Plan ahead. Think about about how you want to spend your time and your money, how you really feel about crowded malls, stressful obligations and so forth:
- The most relaxing enjoyable things I could do this year are:
- One thing I will say No to this year:
- One thing I will be sure to do for Me this year:
- To reduce stress I will:
- To enjoy my time off I will:
- One person I will be sure to reach out to:
- One thing I am not getting pressured into this year:
- I give myself permission to:
- I commit to keeping my quit my first priority. If I feel tempted, I will:
- As far as dieting or not dieting, I am going to:
Enjoy. By actively choosing to have a wonderful holiday, you can reduce stress and relapse triggers. By learning to say No to things that you feel pressured or obligated to do, you will be saying Yes to an enjoyable and rewarding holiday season. This year, give yourself a gift ~ the gift of Happiness:)
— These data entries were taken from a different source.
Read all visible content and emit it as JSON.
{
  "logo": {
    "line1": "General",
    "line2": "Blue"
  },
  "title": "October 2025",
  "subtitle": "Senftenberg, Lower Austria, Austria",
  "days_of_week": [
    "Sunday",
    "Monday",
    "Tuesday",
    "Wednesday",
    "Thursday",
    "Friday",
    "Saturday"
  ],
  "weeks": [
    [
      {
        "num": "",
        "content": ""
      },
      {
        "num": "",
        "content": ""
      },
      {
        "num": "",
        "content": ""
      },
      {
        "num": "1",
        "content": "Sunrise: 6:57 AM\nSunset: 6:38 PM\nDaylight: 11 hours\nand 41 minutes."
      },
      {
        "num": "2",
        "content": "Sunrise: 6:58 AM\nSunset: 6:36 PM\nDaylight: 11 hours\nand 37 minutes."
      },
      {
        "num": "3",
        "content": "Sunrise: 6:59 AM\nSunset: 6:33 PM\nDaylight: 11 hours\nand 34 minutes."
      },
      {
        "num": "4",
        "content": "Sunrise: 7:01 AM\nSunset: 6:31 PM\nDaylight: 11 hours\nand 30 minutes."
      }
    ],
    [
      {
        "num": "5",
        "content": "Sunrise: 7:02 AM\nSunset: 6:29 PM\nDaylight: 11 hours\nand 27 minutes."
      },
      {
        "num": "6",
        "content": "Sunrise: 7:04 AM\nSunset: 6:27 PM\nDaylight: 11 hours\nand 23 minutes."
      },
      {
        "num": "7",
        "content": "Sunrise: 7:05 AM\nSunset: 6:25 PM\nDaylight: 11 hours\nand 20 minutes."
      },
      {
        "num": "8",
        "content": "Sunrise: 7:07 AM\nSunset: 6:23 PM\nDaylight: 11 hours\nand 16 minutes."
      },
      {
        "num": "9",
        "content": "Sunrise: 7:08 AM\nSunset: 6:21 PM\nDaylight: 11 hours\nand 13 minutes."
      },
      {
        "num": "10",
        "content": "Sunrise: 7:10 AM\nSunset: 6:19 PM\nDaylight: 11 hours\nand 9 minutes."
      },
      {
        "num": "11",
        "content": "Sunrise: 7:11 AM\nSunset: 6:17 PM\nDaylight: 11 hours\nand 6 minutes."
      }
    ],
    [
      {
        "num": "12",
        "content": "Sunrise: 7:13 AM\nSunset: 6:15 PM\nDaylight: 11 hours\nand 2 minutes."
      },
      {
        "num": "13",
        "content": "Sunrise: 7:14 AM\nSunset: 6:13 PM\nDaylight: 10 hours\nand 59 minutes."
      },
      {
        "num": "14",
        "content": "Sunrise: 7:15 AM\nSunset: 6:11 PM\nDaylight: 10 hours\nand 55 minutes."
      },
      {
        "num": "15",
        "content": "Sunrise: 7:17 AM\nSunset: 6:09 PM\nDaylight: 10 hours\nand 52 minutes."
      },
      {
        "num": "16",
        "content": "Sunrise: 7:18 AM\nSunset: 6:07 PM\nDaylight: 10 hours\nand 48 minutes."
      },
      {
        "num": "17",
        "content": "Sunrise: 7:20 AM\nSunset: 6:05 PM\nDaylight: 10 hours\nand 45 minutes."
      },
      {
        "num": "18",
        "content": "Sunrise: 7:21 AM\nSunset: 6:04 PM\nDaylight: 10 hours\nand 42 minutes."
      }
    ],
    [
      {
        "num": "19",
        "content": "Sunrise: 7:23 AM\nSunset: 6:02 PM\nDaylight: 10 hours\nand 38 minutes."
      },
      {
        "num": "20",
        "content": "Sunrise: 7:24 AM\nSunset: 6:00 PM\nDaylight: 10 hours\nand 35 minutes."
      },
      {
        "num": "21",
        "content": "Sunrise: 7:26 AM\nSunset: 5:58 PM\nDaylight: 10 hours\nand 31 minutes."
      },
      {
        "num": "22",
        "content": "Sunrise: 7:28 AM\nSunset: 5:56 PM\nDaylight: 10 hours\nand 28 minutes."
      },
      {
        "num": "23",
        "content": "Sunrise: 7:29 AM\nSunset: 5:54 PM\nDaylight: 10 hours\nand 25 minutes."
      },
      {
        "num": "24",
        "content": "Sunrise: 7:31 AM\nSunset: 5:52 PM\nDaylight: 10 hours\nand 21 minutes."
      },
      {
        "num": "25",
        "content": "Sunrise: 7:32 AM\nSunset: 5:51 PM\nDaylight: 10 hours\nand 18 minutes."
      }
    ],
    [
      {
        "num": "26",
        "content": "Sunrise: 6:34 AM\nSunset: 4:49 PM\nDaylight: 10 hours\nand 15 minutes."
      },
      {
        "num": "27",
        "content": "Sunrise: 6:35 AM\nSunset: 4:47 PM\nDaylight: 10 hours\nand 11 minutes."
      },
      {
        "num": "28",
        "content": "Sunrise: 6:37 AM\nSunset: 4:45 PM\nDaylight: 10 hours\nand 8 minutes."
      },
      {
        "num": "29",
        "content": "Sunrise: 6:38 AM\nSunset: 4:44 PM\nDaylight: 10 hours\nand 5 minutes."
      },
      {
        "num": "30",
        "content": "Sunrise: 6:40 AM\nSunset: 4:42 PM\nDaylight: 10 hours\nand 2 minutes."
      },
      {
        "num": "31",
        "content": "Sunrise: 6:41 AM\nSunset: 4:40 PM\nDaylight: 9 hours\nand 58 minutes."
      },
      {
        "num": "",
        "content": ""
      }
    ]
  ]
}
Happy Holidays, and KTQ!
Master Certified Tobacco Treatment Specialist
Have a Smoke-Free Holiday at the Q:
Quitting smoking is quite an accomplishment! You have braved your way through doubt, cravings, stress, triggers and other smokers, yet remained true to your Quit. Congratulations! You may find that your self confidence has increased since you quit smoking, and that confidence has spilled over to other parts of your life. If you think it hasn't, perhaps you need to step back and really take a look at the new you!
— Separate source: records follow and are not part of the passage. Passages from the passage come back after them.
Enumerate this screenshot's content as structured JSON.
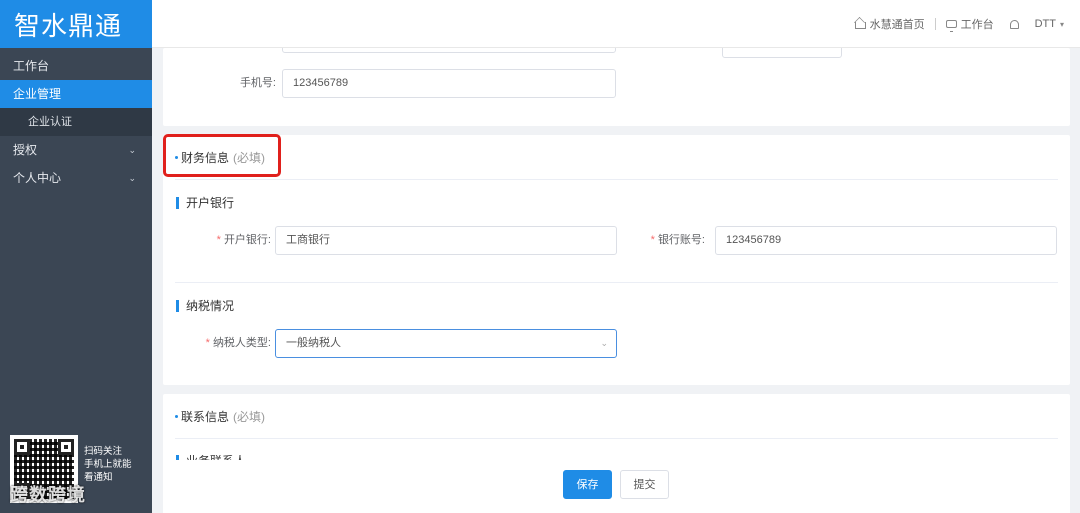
{
  "app": {
    "logo_text": "智水鼎通"
  },
  "sidebar": {
    "items": [
      {
        "label": "工作台"
      },
      {
        "label": "企业管理"
      },
      {
        "label": "企业认证"
      },
      {
        "label": "授权"
      },
      {
        "label": "个人中心"
      }
    ],
    "qr_note": [
      "扫码关注",
      "手机上就能",
      "看通知"
    ],
    "watermark": "跨数跨境"
  },
  "header": {
    "home_label": "水慧通首页",
    "workbench_label": "工作台",
    "user_label": "DTT"
  },
  "form": {
    "phone_label": "手机号:",
    "phone_value": "123456789",
    "finance_section": {
      "title": "财务信息",
      "hint": "(必填)"
    },
    "bank_group": {
      "title": "开户银行",
      "bank_label": "开户银行:",
      "bank_value": "工商银行",
      "account_label": "银行账号:",
      "account_value": "123456789"
    },
    "tax_group": {
      "title": "纳税情况",
      "type_label": "纳税人类型:",
      "type_value": "一般纳税人"
    },
    "contact_section": {
      "title": "联系信息",
      "hint": "(必填)"
    },
    "contact_sub_title": "业务联系人"
  },
  "actions": {
    "save_label": "保存",
    "submit_label": "提交"
  },
  "colors": {
    "primary": "#1f8ce6",
    "sidebar_bg": "#3b4654",
    "highlight": "#e0201c"
  }
}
You have become an even better smoke-free version of You! Keeping your quit takes commitment, resolve, problem solving, delayed gratification, a willingness to change, let go and give up your well worn path for the unknown adventure ahead.
While going through the quit process, you also learned a lot about yourself! You learned how to control your response to emotions such as anger, sadness, loneliness, frustration, boredom, craving and irritation. You’ve sat with these emotions and come to accept that they are normal and will pass. You now understand your emotions instead of avoiding them, and have new coping tools so your needs are met. As a result, your emotions do not affect you – or those around you – adversely. By doing this, you've improved your overall well being!
Improved well being, self efficacy and healthy self esteem are the cornerstones of a happy life. They reduce stress, give you a sense of control over your choices, increase your ability to handle day to day life situations and help you work through challenging times successfully.
As a successful quitter, you continue to make ongoing, daily choices that enhance your life. That means you have discipline, courage and tenacity. Along the way, you've learned some new things about yourself, set new goals and acquired effective tools to make your goals a reality. Quitting smoking has an unexpected side effect - it opens the door to a healthier lifestyle on multiple levels.
The truth is, You are amazing! What will you do next with your newly discovered confidence, competence and success? Keep going, keep up the good work and KTQ:)
Master Certified Tobacco Treatment Specialist
No One Has To Quit Alone: